Across the entries below, how many lines include the word "name"? Reply with only the number.
(Provided material)
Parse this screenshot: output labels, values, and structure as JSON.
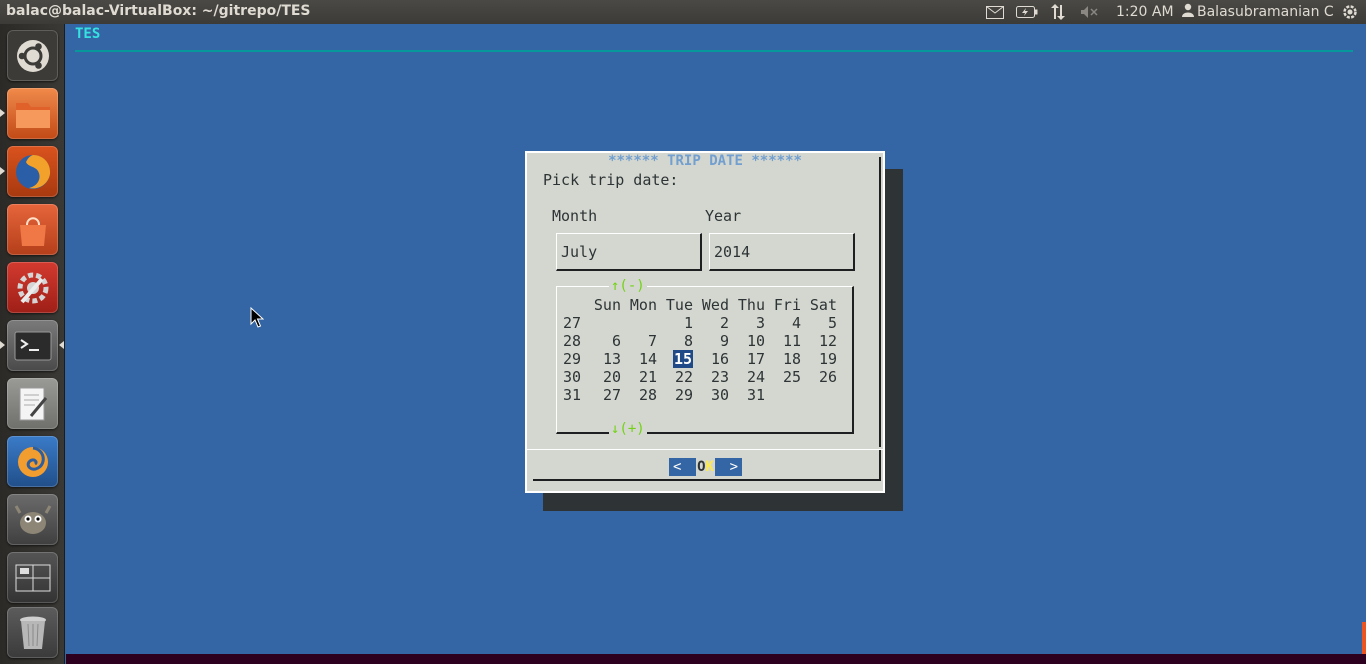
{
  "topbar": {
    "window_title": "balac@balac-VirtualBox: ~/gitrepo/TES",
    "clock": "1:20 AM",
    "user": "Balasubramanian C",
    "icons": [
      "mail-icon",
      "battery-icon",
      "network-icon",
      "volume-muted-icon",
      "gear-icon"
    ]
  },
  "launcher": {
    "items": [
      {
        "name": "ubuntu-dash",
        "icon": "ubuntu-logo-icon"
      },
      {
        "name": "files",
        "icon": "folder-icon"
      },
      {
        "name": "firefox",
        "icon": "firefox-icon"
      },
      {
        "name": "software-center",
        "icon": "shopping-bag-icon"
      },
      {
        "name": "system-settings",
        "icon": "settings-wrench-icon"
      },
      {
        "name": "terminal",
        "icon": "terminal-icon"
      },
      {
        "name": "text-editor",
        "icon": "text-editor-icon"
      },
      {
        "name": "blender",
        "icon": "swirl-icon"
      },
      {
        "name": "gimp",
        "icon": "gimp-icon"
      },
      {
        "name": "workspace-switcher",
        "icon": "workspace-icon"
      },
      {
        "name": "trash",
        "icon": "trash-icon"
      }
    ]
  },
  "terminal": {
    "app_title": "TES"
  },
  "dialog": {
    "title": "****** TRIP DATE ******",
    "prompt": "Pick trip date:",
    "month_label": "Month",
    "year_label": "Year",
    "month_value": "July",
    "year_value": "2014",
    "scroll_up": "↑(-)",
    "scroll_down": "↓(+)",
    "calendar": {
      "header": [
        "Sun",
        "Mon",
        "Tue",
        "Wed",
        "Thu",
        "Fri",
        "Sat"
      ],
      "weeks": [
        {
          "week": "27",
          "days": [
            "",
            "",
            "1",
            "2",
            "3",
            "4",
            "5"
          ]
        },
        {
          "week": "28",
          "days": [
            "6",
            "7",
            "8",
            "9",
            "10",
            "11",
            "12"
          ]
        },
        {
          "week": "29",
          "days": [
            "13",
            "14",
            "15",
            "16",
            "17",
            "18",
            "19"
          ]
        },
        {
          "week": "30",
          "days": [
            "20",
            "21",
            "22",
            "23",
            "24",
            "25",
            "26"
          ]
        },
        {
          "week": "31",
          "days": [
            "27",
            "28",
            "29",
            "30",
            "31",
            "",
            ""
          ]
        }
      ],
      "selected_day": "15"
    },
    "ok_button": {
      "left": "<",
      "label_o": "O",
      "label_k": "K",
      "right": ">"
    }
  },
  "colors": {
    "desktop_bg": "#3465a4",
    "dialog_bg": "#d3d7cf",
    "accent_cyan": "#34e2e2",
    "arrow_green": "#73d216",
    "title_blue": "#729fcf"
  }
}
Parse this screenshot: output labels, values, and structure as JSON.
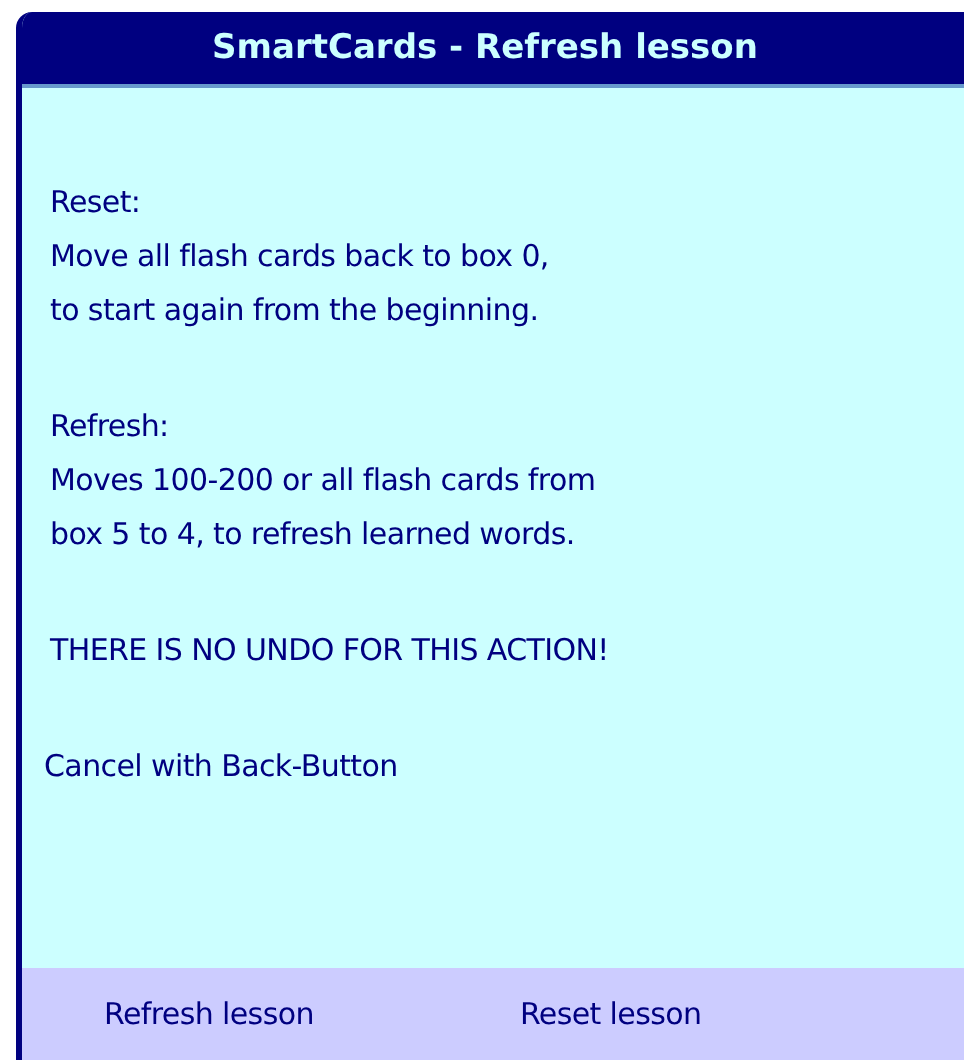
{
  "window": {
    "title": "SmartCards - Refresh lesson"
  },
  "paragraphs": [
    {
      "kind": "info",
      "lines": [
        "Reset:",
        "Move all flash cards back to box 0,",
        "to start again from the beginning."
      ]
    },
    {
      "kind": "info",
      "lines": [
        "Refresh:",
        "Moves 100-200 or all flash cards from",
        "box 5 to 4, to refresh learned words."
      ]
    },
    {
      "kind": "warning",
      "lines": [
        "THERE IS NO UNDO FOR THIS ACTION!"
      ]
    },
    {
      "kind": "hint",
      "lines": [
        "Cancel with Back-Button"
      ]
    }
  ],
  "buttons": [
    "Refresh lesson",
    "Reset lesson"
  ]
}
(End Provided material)
[Answer below] 11